   He had saved his money to purchase the Improved Slash pine seedlings and so he purchased one thousand of them as that was the smallest amount that could be ordered. He remembered being particularly excited upon their arrival from the forestry service and he sat for a long time with the healthy, young plants and enjoyed their turpentine scent that he would soon return to the thicket. Packing them gently, he grabbed his axe and travelled once more along the well-worn path. Upon entering the now subdued acre, he could still detect the scent of burnt wood made more prominent by a recent rain shower. He then carefully marched off distinct rows and, at exact distances, drove his axe head into the soft earth. Into each of those slits, he would then place the roots of a pine seedling and gently close the earth around it. One tree at a time, in a continuous methodical manner, the pine thicket was replanted.

   To this day, the trees still grow there exactly as they were planted, although no evidence remains of the struggle that bought them their new home. Growing trees is a slow business and so the young man was never able to fully enjoy the mature and fully restored pine thicket from his dreams before the winds of life took him away to continue his journey elsewhere. But he never forgot the lessons learned there and never passed up an opportunity to tell the story. Whenever asked if he was disappointed that he never got to enjoy the full benefits of his labor, his answer was always the same. He had come to fully realize that clearing that single acre by hand, as life-changing as it might have been, was never really for him. His hope was that somewhere, much like himself, there would be a child in much need of an acre of peace, and that the restored pines in all of their majesty would find their way into his dreams.





Independence Day

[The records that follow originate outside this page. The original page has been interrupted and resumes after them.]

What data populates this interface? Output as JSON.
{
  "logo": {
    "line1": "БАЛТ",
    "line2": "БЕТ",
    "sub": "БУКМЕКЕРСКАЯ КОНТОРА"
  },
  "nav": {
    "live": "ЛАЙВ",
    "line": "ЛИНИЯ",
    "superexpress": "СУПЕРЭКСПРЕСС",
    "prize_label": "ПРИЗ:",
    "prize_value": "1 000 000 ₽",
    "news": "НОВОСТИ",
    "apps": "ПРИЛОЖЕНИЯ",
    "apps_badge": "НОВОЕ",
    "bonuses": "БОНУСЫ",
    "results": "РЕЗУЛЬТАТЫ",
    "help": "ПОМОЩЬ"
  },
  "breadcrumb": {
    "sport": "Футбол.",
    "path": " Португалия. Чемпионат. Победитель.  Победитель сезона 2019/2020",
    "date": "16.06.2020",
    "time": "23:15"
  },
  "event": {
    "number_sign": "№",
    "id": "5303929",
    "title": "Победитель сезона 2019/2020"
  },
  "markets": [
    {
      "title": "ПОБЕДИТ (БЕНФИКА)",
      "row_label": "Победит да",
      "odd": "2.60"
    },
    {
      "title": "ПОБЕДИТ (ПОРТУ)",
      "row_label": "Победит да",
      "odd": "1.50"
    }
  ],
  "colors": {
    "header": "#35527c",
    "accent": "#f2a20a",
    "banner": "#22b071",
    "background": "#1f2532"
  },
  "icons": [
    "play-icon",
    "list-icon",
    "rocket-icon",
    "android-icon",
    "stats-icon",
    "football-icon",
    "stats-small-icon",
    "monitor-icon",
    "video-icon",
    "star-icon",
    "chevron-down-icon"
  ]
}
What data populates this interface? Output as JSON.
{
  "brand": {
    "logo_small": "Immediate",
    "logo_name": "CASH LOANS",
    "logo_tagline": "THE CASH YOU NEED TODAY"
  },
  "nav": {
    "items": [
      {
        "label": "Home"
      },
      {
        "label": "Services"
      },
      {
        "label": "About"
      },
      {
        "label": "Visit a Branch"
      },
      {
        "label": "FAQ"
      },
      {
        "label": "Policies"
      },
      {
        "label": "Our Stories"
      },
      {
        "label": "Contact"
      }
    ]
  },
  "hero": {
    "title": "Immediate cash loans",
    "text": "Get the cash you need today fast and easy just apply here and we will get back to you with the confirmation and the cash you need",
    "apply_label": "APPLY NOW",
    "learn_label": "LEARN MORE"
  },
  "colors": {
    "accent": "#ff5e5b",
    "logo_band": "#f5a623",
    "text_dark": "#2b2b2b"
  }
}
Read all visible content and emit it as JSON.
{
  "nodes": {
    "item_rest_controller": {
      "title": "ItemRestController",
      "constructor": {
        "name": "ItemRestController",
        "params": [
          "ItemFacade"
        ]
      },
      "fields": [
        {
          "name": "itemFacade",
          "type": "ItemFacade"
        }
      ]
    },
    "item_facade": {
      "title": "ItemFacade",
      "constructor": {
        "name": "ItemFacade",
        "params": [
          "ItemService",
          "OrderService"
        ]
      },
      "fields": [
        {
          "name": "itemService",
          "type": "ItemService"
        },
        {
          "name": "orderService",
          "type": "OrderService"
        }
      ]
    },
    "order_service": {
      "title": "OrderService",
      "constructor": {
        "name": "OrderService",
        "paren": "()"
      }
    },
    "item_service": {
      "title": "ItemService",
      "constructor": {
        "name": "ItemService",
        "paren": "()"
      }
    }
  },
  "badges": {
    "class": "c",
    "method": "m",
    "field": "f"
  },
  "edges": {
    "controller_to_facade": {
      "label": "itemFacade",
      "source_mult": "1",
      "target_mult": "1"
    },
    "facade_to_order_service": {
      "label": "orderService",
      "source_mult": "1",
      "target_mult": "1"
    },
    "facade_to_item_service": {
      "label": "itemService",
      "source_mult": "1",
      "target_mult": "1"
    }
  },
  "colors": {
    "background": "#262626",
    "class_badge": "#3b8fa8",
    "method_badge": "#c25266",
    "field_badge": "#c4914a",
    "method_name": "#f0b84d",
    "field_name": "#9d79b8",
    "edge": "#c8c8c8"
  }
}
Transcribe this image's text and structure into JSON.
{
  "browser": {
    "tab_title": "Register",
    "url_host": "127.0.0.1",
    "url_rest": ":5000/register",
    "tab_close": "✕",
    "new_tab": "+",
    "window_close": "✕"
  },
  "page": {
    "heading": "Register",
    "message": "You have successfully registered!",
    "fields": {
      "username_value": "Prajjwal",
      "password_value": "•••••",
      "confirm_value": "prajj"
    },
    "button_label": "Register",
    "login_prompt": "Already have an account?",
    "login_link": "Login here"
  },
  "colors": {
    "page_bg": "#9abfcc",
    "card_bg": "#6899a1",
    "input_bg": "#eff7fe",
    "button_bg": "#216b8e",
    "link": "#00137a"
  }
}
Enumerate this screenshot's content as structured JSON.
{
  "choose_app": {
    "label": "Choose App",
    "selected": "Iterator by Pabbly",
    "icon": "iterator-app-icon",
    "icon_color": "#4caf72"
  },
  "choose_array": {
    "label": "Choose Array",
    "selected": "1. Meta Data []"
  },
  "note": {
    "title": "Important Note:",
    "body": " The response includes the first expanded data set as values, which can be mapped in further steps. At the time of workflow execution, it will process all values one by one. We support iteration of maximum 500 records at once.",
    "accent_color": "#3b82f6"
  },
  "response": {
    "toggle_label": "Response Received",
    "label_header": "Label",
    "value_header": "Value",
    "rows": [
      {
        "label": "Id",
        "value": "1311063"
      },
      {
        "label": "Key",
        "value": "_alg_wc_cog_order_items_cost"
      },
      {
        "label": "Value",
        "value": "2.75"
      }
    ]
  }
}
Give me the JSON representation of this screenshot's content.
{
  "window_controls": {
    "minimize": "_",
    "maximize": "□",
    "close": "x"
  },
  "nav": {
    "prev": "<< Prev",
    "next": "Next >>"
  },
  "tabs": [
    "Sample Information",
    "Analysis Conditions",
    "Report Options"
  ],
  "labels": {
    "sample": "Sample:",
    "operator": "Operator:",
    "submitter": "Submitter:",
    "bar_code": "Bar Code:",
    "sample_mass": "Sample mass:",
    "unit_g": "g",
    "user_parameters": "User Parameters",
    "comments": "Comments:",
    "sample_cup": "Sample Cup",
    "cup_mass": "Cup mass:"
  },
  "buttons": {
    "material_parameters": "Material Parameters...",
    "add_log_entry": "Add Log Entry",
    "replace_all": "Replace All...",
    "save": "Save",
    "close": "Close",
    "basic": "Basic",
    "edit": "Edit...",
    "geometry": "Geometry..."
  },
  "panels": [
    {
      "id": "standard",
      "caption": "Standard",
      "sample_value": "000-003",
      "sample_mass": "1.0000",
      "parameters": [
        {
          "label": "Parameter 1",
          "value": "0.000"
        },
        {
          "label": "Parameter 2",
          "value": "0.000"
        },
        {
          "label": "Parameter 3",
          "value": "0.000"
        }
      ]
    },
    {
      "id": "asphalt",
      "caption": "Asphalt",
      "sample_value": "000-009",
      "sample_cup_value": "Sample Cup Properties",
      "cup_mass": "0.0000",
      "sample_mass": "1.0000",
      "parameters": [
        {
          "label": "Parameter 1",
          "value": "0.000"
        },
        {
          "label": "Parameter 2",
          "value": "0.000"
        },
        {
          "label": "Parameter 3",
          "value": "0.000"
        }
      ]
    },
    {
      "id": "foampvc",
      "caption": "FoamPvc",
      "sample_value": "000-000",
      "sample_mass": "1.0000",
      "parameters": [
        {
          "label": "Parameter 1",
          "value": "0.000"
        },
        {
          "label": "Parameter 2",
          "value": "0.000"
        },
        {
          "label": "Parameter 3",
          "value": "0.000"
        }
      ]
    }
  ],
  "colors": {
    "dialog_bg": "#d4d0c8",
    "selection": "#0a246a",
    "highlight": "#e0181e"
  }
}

                                            Drawing by Martin-Lyn     An olive-toned hand, the right third finger adorned by her grandmother...